The first is obvious in that you should never venture to the superstore wearing khakis and a red polo—the Target uniform—unless you’re prepared to answer questions from shoppers about where to find moisturizer or Archer Farms cereal. If you’re at Target a lot, this might not be a problem because you’ll know the store layout by heart. But if you’re not looking for an interruption during your retail rendezvous, ditch the khakis and polo. With your outfit selected, be sure to drink at least 24 ounces of a beverage of your choice—not Starbucks from the Target location, as that will simply caffeinate your craziness—and “forget” to use the bathroom before leaving. If you’re anything like me and don’t enjoy hovering over public toilet seats, the pressing needs of your bladder might just serve as a gentle reminder to get in and out of the store ASAP.

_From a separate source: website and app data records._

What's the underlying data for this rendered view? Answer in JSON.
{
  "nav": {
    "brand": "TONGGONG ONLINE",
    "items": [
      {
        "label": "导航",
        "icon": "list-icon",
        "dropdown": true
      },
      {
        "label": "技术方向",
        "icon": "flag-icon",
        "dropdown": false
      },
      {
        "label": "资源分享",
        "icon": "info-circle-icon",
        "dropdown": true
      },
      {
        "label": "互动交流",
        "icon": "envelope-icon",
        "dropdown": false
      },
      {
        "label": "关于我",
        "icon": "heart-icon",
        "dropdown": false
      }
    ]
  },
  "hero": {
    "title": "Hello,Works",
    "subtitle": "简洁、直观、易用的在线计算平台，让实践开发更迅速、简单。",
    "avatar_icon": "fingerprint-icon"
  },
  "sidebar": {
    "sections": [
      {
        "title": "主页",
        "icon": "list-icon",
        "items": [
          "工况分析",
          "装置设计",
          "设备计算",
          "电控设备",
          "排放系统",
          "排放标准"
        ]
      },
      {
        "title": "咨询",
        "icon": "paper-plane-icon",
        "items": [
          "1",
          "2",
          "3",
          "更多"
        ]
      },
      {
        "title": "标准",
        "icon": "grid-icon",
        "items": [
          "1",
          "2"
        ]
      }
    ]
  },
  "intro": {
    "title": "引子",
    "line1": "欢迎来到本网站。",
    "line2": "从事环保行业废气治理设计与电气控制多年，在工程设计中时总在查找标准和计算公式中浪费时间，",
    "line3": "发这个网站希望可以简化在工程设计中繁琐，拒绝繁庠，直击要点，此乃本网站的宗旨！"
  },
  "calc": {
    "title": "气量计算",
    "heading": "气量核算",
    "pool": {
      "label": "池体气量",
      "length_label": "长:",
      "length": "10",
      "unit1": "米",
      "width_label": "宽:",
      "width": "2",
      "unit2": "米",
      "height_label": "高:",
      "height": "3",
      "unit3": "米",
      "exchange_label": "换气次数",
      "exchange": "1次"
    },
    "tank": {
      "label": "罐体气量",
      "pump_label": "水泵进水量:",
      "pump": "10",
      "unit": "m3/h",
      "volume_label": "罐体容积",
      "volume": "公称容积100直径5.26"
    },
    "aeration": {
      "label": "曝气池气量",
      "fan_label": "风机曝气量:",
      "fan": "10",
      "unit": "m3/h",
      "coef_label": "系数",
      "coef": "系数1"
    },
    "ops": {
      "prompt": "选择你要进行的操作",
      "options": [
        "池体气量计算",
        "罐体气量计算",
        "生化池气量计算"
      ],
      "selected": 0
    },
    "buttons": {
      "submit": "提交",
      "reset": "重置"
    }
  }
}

The day you choose to shop there can have a significant impact on both TSIS (time spent in store) and MDD (monetary damage done). If you’re confident in your ability to shave time off your TSIS with no issues, go whenever you would like. But if you’re feeling weak and fear the possible MDD, choose a time in which the store is most likely to be full of screaming children who feel they need ALL THE THINGS when in fact they just need a nap. This constant soundtrack of shrieks can serve as the soundtrack and not-so-subliminal reminder that although the appeal of a discounted chevron towel in the SAME EXACT COLORS as your kitchen—only $4!—your greater desire is to escape from the ear-splitting screams.
Finally, when you do enter the store, do not grab a cart—or as I prefer to call them, “enablers.” Unless the one item you need is too large to lug through the store, carts are simply vehicles for maximum MDD. Better to carry what you “need” by hand so that you have a palpable feel as to your prospective purchases. If everything goes according to plan, your tired arms, full bladder and desire to escape the screams of Satan spawn should aid in your valiant effort to maximize the foolproof formula
Less TSIS = Less MDD. Good luck staying on target.